So on that fateful morning after my son called asking me where I was, my husband called the local police in my county and told them that I was at home and that I had a felony arrest warrant outstanding.
Within 30 minutes, two police cars were at my house. I called my parents who arrived to watch my youngest child. I was arrested and put in handcuffs outside my house. I spent eight nights in the county detention center – in jail. I was considered a felon from another state and had to be extradited for processing. It took them eight days before they came and got me. There was nothing anyone could do.
The same night I was arrested, my husband came looking for my youngest. He went all over the place, but my mother was hiding her from him. In the end, he had police on his side. My mother had to turn my youngest child over to him.
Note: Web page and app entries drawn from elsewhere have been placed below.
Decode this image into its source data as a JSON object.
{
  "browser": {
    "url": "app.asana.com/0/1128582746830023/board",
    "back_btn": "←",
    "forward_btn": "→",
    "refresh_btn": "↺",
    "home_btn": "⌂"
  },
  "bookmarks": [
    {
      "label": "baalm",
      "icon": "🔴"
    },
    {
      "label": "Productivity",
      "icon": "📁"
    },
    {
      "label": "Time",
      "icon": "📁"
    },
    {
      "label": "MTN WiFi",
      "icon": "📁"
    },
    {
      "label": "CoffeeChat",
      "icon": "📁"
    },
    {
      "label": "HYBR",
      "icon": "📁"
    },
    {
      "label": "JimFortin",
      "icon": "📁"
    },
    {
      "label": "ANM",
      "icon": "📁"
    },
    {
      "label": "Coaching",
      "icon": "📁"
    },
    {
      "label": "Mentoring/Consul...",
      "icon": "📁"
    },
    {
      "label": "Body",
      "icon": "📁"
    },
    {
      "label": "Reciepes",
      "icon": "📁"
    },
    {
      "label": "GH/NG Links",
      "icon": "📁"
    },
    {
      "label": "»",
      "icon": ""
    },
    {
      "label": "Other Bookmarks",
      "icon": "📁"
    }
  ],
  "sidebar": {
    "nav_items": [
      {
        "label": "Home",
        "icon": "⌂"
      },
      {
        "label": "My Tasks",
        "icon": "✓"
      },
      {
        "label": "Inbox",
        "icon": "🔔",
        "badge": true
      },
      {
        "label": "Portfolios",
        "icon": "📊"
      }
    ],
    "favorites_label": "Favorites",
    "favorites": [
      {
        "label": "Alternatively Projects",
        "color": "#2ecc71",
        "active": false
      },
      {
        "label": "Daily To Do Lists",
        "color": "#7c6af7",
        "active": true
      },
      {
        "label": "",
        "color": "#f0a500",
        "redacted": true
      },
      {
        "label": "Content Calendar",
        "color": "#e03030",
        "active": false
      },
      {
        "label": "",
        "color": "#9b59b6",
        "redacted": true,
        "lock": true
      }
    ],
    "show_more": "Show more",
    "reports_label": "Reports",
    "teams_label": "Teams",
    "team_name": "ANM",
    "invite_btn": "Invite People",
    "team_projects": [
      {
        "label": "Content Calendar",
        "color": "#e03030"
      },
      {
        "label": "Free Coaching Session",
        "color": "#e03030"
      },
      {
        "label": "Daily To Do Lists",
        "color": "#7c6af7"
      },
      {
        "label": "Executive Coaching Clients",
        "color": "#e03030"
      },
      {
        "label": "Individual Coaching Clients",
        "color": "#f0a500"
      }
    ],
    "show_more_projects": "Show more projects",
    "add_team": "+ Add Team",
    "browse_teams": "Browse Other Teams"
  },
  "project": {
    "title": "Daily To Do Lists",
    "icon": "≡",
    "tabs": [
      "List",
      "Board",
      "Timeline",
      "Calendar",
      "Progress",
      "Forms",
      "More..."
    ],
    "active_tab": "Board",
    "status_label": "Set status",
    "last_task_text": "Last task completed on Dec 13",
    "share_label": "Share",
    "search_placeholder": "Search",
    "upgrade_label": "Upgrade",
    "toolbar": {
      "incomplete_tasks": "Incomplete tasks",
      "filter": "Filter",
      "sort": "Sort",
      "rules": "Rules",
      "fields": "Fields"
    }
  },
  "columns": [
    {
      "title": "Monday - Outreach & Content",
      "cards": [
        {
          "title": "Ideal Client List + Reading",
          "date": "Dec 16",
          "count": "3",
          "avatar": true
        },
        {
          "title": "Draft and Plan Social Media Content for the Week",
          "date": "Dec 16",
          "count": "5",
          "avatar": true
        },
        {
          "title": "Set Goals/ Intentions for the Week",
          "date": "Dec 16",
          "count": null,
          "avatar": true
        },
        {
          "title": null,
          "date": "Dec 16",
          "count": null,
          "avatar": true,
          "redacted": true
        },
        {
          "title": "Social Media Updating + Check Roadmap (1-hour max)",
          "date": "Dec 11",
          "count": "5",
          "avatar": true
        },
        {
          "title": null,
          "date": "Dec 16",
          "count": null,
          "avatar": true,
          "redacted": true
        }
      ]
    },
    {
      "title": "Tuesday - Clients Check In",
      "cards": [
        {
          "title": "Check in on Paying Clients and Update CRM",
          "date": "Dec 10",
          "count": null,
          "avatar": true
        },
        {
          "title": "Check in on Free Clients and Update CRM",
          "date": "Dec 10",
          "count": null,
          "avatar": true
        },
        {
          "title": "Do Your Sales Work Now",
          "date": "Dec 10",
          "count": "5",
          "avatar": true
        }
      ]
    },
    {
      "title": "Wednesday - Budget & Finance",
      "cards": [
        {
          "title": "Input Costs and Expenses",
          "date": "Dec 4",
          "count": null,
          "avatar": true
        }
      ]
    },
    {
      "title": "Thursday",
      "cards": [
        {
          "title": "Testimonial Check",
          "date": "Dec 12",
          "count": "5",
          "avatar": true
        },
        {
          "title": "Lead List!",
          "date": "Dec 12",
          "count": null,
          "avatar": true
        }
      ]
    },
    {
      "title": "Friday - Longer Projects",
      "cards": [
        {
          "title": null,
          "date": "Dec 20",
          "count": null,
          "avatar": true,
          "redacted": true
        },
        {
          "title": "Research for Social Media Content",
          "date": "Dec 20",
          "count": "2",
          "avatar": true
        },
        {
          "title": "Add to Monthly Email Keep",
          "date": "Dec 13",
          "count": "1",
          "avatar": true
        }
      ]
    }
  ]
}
When I finally stood before the magistrate,
he looked at me and asked, “Why are you here?” He could not believe that I spent eight days in jail for taking clothes out of my own home. He let me go on my own recognizance.
Our custody hearing was two days later. Now he had all three kids back in the house with their older brother. He had possession, which is nine-tenths of the law. I was warned by my attorney that judges like to keep kids in the county. I was nervous but confident that this abuser would not get to keep my children. Unfortunately, the judge was not concerned about abuse. In fact, he questioned it and asked me why I never called the police. I was floored.
In the end, the judge looked at my husband and told him he did not believe he was the better parent but that the kids had been through so much and should stay in the house in which they grew up. I could not believe it. I was just beside myself, and so was he. He did not want those kids; he just wanted to defeat me.
At this point, I was exhausted, sad, heartbroken for my kids, but safe and free of his reach. As the years pass (it has been four), I am learning to live life as a free person. I have not gotten my kids back, because I am fighting a system that does not protect women or children. He has since moved on to a new woman and abuses her too, and my children see it. She is also pregnant, which is his way of trapping her.
My kids live in a terrible situation, and there is nothing I can do about it other than come up with 20,000 dollars to fight him for custody. The system does not care how the kids are treated, what their living conditions are or how they feel. Even if the courts did care, I was told by social services that information about their living conditions must come from them. So I would say that after the relationship ended, I am a mixed bag of feelings. I am a liberated free woman with a broken heart.
I do not know if I have done anything specific to heal. I did meet back up with a high school sweetheart who has helped me deal with many things. Talking to him has been important
My best advice to someone going through something similar is that no one can make you leave or do it for you. You have to do it when you know and feel it is the right time. Leaving is the hardest thing, and it is a very personal thing. You can never judge someone for not leaving. You are not in their shoes, so you have no idea how it is for them.
One day I will write a book, a chapter book. So many things happened to me in those ten years. My only question is whether it will be fiction or non-fiction. I am happy to start here even if my story is never used. It is kind of healing to tell the story to someone else. So many stories. So many things happened. Our system is so broken. The cycle of violence is a hard thing to stop.
Each day during the month of October, column author Paula Carrasquillo will feature a story written by a survivor of domestic violence. At the end of October, a compilation of all stories will be available for free as an e-book.
*All names have been changed to protect the survivor and the survivor’s family and friends.